» TASK REQUIREMENTS:
Check every line below for the string "this", and copy the lines that contain it.

Stored data
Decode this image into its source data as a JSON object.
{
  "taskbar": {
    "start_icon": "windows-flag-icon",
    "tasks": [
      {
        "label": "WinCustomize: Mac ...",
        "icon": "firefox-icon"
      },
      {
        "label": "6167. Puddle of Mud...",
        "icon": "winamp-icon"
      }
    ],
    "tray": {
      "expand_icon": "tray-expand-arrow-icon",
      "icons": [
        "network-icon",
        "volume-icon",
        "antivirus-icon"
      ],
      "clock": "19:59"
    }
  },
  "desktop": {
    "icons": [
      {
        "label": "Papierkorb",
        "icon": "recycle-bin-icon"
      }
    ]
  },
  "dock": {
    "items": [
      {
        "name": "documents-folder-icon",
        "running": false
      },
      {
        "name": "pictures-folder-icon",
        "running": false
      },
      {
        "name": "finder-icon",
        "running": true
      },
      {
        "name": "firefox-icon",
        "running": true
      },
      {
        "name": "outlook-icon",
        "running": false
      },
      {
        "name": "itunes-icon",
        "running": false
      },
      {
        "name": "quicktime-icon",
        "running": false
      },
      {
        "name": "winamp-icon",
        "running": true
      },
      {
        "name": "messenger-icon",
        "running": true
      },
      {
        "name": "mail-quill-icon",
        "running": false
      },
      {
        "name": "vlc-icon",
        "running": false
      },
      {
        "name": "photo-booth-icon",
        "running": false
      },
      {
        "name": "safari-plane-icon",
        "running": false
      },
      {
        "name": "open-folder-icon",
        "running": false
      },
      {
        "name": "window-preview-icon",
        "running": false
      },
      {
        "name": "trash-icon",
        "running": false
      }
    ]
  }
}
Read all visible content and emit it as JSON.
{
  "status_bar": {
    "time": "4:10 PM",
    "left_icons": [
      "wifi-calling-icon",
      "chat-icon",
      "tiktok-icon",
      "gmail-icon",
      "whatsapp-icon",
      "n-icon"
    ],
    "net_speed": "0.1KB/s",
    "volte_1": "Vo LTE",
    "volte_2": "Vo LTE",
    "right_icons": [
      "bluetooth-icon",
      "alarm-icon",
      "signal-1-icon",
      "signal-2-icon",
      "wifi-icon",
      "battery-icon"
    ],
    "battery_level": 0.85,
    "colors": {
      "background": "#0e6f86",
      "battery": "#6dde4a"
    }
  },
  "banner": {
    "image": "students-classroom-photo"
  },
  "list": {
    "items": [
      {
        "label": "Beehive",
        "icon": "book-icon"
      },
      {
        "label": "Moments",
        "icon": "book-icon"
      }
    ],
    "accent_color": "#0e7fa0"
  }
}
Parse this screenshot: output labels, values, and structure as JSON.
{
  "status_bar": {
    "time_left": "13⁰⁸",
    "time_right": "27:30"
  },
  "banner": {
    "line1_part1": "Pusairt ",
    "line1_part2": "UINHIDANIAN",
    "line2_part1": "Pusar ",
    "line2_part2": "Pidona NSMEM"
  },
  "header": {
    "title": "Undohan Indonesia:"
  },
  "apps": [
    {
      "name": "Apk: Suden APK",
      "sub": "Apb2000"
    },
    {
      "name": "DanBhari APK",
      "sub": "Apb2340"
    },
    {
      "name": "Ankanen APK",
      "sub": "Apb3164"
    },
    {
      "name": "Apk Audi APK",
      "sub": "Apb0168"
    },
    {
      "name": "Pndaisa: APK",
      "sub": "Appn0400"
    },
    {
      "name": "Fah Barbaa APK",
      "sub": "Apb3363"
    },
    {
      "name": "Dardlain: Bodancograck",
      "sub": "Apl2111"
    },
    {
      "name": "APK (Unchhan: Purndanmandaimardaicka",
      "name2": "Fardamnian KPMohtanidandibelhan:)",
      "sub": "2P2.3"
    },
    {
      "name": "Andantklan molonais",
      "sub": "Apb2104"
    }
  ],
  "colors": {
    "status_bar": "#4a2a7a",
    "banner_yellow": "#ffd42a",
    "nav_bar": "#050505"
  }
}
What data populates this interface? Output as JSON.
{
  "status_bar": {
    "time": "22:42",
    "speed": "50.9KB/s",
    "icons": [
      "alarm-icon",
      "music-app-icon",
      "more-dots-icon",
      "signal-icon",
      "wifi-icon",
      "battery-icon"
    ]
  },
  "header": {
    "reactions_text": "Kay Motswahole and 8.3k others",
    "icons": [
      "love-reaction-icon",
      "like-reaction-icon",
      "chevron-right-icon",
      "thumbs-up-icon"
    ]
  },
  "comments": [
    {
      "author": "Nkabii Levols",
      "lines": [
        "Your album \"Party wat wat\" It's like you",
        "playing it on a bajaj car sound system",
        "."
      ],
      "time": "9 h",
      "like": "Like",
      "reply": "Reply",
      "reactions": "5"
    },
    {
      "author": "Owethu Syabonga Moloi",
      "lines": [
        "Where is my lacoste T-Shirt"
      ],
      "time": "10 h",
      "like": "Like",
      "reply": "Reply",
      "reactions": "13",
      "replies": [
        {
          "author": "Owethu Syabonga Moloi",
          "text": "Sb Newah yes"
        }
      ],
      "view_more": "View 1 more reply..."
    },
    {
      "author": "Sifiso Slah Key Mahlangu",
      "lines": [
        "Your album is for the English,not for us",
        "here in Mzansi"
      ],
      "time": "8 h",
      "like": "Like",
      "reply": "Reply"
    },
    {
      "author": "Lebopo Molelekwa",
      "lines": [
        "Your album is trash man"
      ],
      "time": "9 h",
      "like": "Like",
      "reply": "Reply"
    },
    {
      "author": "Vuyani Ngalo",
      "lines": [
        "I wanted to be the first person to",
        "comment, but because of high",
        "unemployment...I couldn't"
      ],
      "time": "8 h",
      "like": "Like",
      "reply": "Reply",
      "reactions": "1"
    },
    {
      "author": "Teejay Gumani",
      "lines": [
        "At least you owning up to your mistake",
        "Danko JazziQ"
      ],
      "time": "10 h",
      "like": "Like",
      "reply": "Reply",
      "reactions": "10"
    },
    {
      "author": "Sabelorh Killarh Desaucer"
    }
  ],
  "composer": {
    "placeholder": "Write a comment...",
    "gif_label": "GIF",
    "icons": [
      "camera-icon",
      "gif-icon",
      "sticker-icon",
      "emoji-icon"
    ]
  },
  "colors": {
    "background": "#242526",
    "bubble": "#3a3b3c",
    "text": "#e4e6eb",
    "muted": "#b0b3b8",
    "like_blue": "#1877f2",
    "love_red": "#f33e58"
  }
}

» SOLUTION TO THE EXERCISE:
Decode this image into its source data as a JSON object.
Parse this screenshot: output labels, values, and structure as JSON.
What data populates this interface? Output as JSON.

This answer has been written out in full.